During this collaboration, a focused research team at Roche will work with Stratos scientists to support the development of efficient, low-cost sample preparation methods for DNA Xpandomers™ and also improve sequencing performance, by leveraging Roche’s expertise in protein design, polymerase mutagenesis, modified nucleotide chemistries and rare reagent manufacturing.
Stratos Genomics has pioneered a “Sequencing By Expansion™” (SBX™) method, which is a single molecule detection process that converts DNA into a larger surrogate molecule, called an Xpandomer™. These Xpandomer™ molecules, 10-100 times longer than the original DNA, pass through a nanopore which has a detector to read out the signal.
A polymerase can be used to synthesize the Xpandomers™ from a DNA template by incorporating customized expandable nucleotides and increasing the surrogate molecule through a rapid chemical reaction. SBX’s signal to noise advantage has the potential to enable accurate, high throughput sequencing on reduced cost nanopore systems.
“The recent advancements of the SBX method for detection of single molecule reads using protein nanopore detectors further demonstrates the possibility of using single molecule platforms for whole-genome sequencing,” said Dan Zabrowski, Head of the Roche Sequencing Unit. “The goal of our research collaboration with Stratos Genomics and the recent acquisition of Genia Technologies is to capitalize on the promise of nanopore sequencing and put Roche on a path to introduce a potentially disruptive technology to the sequencing market.”

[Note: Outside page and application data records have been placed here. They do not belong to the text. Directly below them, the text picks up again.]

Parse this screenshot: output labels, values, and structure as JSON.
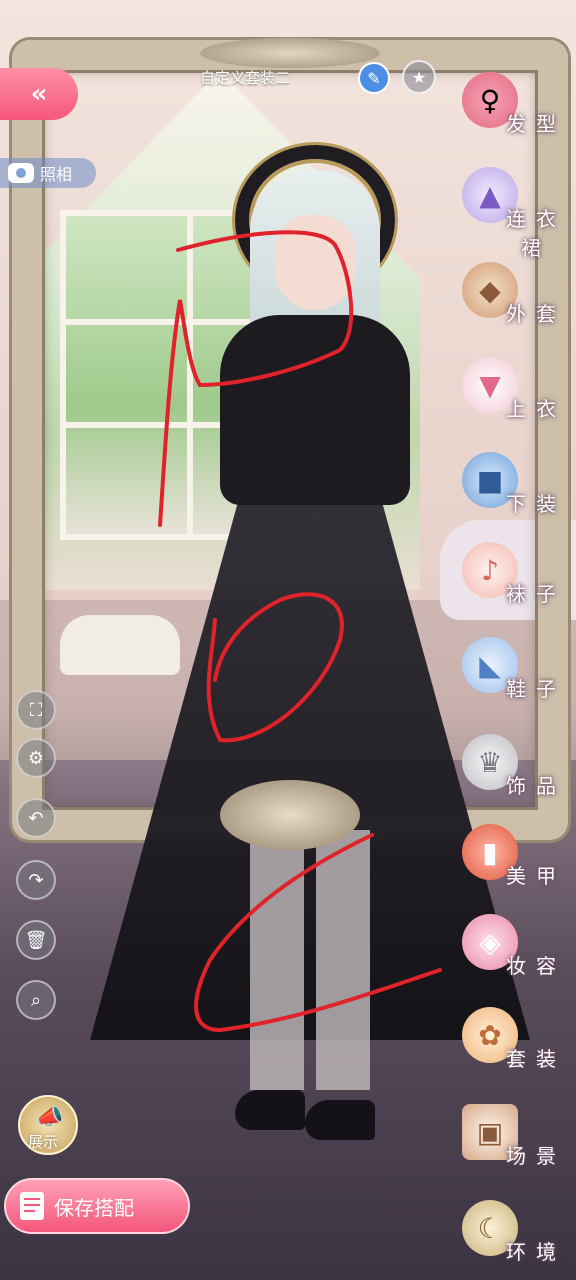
{
  "header": {
    "outfit_title": "自定义套装二",
    "back_icon": "double-chevron-left-icon",
    "edit_icon": "pencil-icon",
    "star_icon": "star-icon"
  },
  "photo_button": {
    "label": "照相",
    "icon": "camera-icon"
  },
  "categories": [
    {
      "label": "发型",
      "icon": "hairstyle-icon"
    },
    {
      "label": "连衣裙",
      "icon": "dress-icon"
    },
    {
      "label": "外套",
      "icon": "coat-icon"
    },
    {
      "label": "上衣",
      "icon": "shirt-icon"
    },
    {
      "label": "下装",
      "icon": "shorts-icon"
    },
    {
      "label": "袜子",
      "icon": "sock-icon"
    },
    {
      "label": "鞋子",
      "icon": "shoe-icon"
    },
    {
      "label": "饰品",
      "icon": "tiara-icon"
    },
    {
      "label": "美甲",
      "icon": "nail-polish-icon"
    },
    {
      "label": "妆容",
      "icon": "makeup-icon"
    },
    {
      "label": "套装",
      "icon": "outfit-set-icon"
    },
    {
      "label": "场景",
      "icon": "scene-frame-icon"
    },
    {
      "label": "环境",
      "icon": "moon-environment-icon"
    }
  ],
  "tools": [
    {
      "icon": "expand-icon"
    },
    {
      "icon": "gear-icon"
    },
    {
      "icon": "undo-icon"
    },
    {
      "icon": "redo-icon"
    },
    {
      "icon": "trash-icon"
    },
    {
      "icon": "zoom-icon"
    }
  ],
  "show_button": {
    "label": "展示",
    "icon": "megaphone-icon"
  },
  "save_button": {
    "label": "保存搭配",
    "icon": "document-icon"
  },
  "colors": {
    "accent_pink": "#f5577a",
    "edit_blue": "#4e8fe6",
    "scribble_red": "#e0232b",
    "frame_gold": "#cdbfa9"
  }
}
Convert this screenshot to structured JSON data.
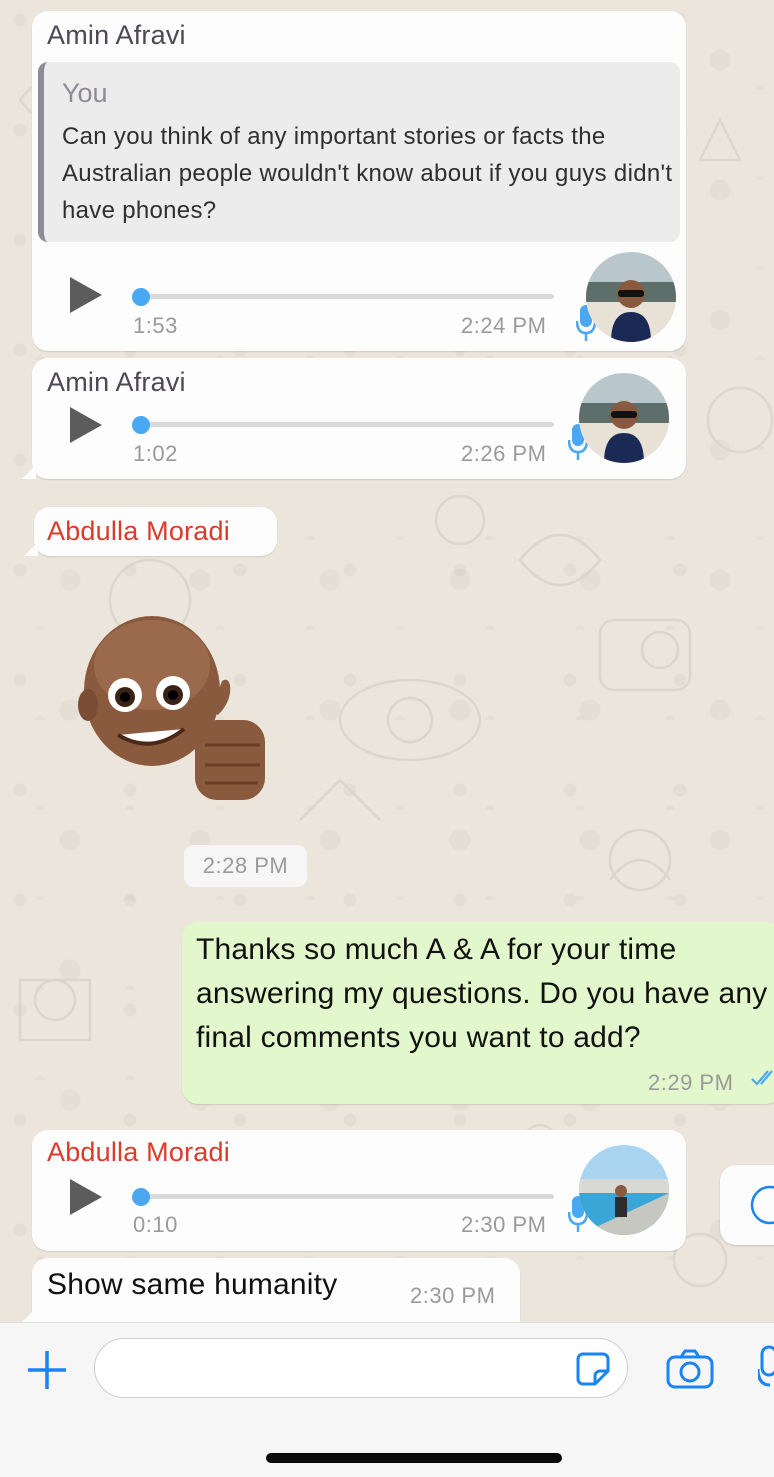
{
  "messages": [
    {
      "sender": "Amin Afravi",
      "quote_author": "You",
      "quote_text": "Can you think of any important stories or facts the Australian people wouldn't know about if you guys didn't have phones?",
      "voice_duration": "1:53",
      "time": "2:24 PM"
    },
    {
      "sender": "Amin Afravi",
      "voice_duration": "1:02",
      "time": "2:26 PM"
    },
    {
      "sender": "Abdulla Moradi",
      "sticker": "memoji-thumbs-up",
      "time": "2:28 PM"
    },
    {
      "text": "Thanks so much A & A for your time answering my questions. Do you have any final comments you want to add?",
      "time": "2:29 PM",
      "status": "read"
    },
    {
      "sender": "Abdulla Moradi",
      "voice_duration": "0:10",
      "time": "2:30 PM"
    },
    {
      "text": "Show same humanity",
      "time": "2:30 PM"
    }
  ],
  "composer": {
    "placeholder": "",
    "icons": [
      "plus-icon",
      "sticker-icon",
      "camera-icon",
      "mic-icon"
    ]
  },
  "colors": {
    "accent": "#1a84f5",
    "incoming_bubble": "#fdfdfd",
    "outgoing_bubble": "#e2f7cb",
    "sender_red": "#dc3a2a",
    "voice_progress": "#4aa8f2"
  }
}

“The investment by Roche will support our research team in advancing our chemistry for nanopore sequencing. We look forward to collaborating with Roche and bringing our technology to the sequencing market,” said Allan Stephan, CEO and Chairman of the Board at Stratos Genomics.
Since Darwin's era, scientists have wondered how flightless birds like emus, ostriches, kiwi, cassowaries and others are related, and for decades the assumption was that they must all share a common ancestor who abandoned the skies for a more grounded life. A team of Harvard researchers believes they may now have part of the answer.READ MORE